Timberg also quotes Salon music and culture critic Greil Marcus, who has read all of Macdonald’s books:
“If you read Macdonald’s psychoanalytic mysteries in order, as the theme took on greater and greater power for him, the feeling that comes up builds book by book: that just as the reader is scared to reach the ending, so is Lew Archer, and so is Ross Macdonald.”
Author Judith Claire Mitchell examines the function of ghosts in literature in this piece for The Guardian:
When Barry Hannah, the late novelist of the American south, taught fiction workshops, he would begin by writing those two words on the blackboard. All stories, he’d say, are ghost stories. Something haunts the work and the reader turns the pages to find out what it is. As a student of Hannah’s back in the day, I took these words to heart. Literary ghosts didn’t have to scare; what they had to do was haunt.
“In literature,” says the writer Tabitha King, “the ghost is almost always a metaphor for the past.” This is true for literal ghosts who manifest in graveyards, and it’s true for figurative ghosts who are no more substantive than insistent memory.
Here’s Mitchell’s list of “the phantoms that kept me turning pages, the ones I never forgot when I finished the book”:
- Michael Furey in James Joyce’s “The Dead”
- The highboy in Alison Lurie’s “The Highboy”
- Holiday in Alice Sebold’s The Lovely Bones

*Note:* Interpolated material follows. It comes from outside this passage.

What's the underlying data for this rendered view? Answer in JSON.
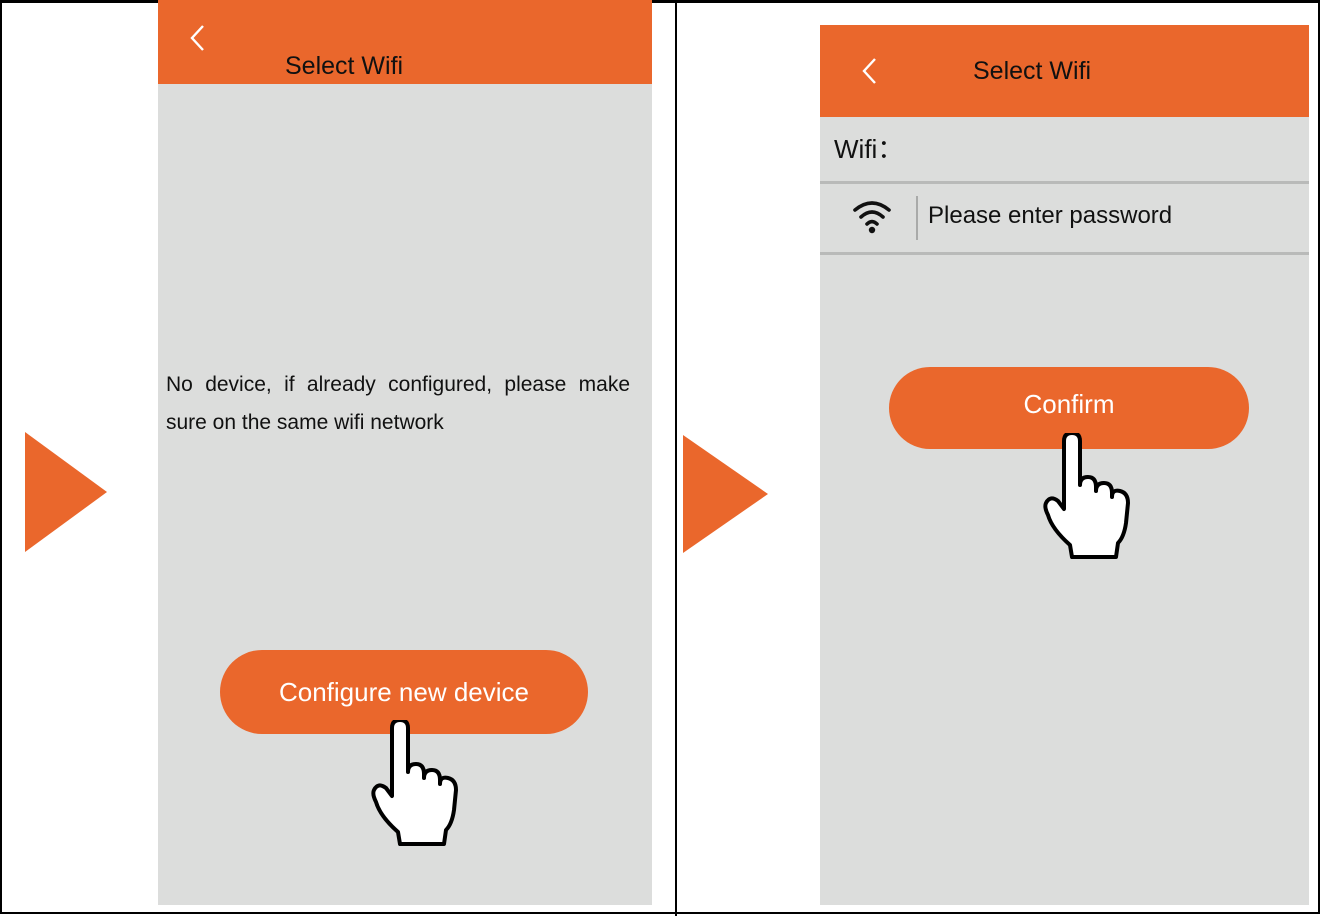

- A missing child in Kevin Brockmeier’s The Truth About Celia
- Rebecca in Daphne du Maurier’s Rebecca
- The parrot in Robert Olen Butler’s Jealous Husband Returns in Form of Parrot
- Americans like me in Maxine Hong Kingston’s The Woman Warrior
- The Misfit in Flannery O’Connor’s “A Good Man is Hard to Find”
- Beloved in Toni Morrison’s Beloved
- Any of the demons in Lynda Barry’s One Hundred Demons